WORK INSTRUCTION: From the data below, copy each line that includes the word "image".

EXERCISE INPUT:

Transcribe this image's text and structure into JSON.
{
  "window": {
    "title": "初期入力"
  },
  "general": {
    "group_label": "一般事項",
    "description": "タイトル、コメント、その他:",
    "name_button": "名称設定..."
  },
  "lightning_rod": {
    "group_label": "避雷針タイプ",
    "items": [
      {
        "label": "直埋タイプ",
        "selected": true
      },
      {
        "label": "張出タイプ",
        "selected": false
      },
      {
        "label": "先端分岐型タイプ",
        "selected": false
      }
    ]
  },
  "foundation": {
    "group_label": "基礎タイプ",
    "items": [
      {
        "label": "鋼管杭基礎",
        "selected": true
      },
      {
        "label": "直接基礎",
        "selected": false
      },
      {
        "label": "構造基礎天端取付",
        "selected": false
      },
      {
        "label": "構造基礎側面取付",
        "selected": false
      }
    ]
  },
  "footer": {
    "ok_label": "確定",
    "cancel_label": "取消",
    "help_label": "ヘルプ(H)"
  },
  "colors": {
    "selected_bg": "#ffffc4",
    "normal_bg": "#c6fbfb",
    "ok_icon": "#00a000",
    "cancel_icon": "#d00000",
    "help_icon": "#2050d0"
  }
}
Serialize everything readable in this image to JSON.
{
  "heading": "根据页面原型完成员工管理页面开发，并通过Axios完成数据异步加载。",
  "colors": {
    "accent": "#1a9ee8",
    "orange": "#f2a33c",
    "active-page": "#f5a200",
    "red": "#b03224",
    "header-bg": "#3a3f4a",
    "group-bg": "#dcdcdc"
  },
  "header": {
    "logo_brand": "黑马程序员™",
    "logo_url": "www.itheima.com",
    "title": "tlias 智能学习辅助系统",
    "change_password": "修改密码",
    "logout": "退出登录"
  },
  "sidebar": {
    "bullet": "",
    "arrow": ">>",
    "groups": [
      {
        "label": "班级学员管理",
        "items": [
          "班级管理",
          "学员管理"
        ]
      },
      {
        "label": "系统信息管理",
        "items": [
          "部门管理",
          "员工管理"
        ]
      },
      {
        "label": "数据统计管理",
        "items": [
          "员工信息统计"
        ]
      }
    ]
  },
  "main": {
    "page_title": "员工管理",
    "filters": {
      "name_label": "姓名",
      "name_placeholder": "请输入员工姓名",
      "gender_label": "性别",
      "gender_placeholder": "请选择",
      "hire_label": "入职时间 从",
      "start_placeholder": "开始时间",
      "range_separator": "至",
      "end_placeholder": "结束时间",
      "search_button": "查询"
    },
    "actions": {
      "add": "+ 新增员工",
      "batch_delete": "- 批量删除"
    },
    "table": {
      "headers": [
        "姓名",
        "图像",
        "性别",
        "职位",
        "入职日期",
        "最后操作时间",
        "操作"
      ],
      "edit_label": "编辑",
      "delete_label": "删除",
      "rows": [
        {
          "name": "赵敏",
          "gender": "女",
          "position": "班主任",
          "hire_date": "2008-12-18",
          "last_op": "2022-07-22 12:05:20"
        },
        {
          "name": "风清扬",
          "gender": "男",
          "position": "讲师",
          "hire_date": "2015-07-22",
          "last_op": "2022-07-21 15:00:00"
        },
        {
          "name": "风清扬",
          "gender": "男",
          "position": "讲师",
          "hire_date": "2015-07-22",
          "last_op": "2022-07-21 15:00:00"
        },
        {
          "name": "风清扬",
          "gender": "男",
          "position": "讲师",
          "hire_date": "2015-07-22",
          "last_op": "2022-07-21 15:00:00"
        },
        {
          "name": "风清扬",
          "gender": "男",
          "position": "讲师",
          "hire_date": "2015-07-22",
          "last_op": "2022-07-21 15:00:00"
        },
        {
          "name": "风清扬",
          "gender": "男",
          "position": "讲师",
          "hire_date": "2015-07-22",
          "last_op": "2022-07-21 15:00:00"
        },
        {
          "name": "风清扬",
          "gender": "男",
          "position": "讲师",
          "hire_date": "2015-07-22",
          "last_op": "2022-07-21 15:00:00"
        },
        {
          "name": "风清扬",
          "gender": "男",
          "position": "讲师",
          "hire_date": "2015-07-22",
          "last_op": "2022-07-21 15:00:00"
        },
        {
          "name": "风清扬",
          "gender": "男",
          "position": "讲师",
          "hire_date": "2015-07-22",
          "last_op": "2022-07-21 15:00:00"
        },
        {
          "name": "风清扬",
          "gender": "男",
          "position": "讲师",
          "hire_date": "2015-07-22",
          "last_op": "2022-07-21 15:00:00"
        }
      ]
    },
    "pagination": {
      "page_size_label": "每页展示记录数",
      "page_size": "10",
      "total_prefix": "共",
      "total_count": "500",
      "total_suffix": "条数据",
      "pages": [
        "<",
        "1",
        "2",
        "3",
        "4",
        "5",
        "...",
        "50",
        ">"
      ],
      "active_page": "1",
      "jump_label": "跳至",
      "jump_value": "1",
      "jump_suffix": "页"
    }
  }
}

TASK RESPONSE:
Transcribe this image's text and structure into JSON.
Serialize everything readable in this image to JSON.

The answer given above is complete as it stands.